18) git stash

git stash

Allows you to temporarily save current state of files from your working directory. You might want to do it if you have made some changes and need to revert them back to the way they were before. If you are working on any large project, this command is a good thing to get the switch into different workflow mode. For example, you should use this command when your commit is failing because you did not think through committing these changes, maybe because it is quite large and you need some time to think about what can be done later. With “git stash”, you will be able to undo these changes as well as reset your local repository state back to where it was before cherry-picking.

19) git stash list

git stash list

List all stashes available in the current repository.

20) git stash apply

git stash apply

Applies any outstanding changes in an applied stash. This will also run “git status” to show you what files have changed between the head of your current branch and the last commit in your work tree that you want to re-apply. Once you are positive which files changed and know what branches they are on, use this command. You can also use “git checkout ” to go to a specific commit instead of just going back to a specific point in time, without having to deal with committing again by hand.

21) git show

git show

Shows the history of any tagged or branch-named point. For example, you can check out a previous commit, tag, or branch by doing “git show HEAD” as well as checking out previous commits with additional arguments. You can also do it by specifying reference points like “git show 9c88f8dabc”. However, you should specify the SHA-1 of an existing commit if you are showing content differences between revisions. This is a more accurate way to see what has changed in a revision that you might be interested in versioning.

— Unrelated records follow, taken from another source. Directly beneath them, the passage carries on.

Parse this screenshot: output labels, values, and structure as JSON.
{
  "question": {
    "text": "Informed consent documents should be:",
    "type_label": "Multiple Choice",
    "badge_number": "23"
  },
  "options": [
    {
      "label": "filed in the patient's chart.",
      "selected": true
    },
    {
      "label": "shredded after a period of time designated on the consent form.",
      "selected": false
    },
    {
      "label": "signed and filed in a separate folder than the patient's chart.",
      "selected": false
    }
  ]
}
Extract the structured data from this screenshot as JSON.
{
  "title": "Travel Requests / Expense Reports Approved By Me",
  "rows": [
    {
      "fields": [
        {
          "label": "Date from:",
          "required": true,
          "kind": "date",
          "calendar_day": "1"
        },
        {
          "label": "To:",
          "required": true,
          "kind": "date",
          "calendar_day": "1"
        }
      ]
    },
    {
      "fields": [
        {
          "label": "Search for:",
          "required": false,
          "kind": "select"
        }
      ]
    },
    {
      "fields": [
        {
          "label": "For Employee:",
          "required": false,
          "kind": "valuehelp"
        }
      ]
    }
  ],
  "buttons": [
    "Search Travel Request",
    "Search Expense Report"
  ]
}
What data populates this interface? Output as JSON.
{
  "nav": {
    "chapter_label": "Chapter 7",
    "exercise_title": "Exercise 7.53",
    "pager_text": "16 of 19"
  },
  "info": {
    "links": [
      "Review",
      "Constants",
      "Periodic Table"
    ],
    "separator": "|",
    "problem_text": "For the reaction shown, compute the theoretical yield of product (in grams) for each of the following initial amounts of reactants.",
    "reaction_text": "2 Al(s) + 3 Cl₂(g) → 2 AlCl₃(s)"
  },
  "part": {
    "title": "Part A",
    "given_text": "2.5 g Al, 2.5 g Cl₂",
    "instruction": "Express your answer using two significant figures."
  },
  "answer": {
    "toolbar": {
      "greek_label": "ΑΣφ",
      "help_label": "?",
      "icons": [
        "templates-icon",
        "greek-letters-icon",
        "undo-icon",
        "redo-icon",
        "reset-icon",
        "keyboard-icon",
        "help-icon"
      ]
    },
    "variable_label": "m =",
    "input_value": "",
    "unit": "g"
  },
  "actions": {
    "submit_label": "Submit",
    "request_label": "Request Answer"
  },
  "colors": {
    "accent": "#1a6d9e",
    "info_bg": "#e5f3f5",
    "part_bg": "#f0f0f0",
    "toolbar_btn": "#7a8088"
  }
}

You can also use this command to see diffs of any specific change within the commit log.

22) git show –stat

git show --stat

Shows: last commit, total commits, and total files. This is useful if you have the .git directory and you want to see the history of all changes that have been made to a project. It is useful for showing different versions of files in a repository that are in different branches. It is also useful when trying to reproduce an issue or bug report. Make note of what commit shows what version of files/filesystems within the repository.

22) git stash pop

git stash pop

Removes the selected stash from your list of stashes.

Conclusion

The above commands and other tools will help you perform Git version control. There are many other commands available in git, but this article covers the most common ones and their uses. However, if you want to learn more, you can read the documentation and see the directory structure of git in your machine. This will help you learn many other commands as well as what they do, which is also important for being able to troubleshoot any errors that may occur when using Git.

You might be interested in how to implement a centralized software development process

Don’t miss amazing tips!

1
Related posts
How ToProgrammingSoftware

How To Write Clean Code

3 Mins read
Let’s look at tips and tricks on how to write clean code. Everyone wants to be able to write code that is…
How To

Is The Universe Infinite or Finite

3 Mins read
Table of contents0.1 What is cosmic inflation?0.2 How is space measured?0.3 Conclusion1 Don’t miss amazing tips! Is the Universe infinite or finite….
How To

Extremely Simple Ways To Celebrate Small Wins At Home

2 Mins read
This is a post about how the ways to celebrate small wins. These are not major achievements like graduating college, buying a…

Leave a Reply

Your email address will not be published. Required fields are marked *

33 − 31 =

×
How ToSoftwareStartups

Which One Should You Choose Between SOAP, REST And GRaphQL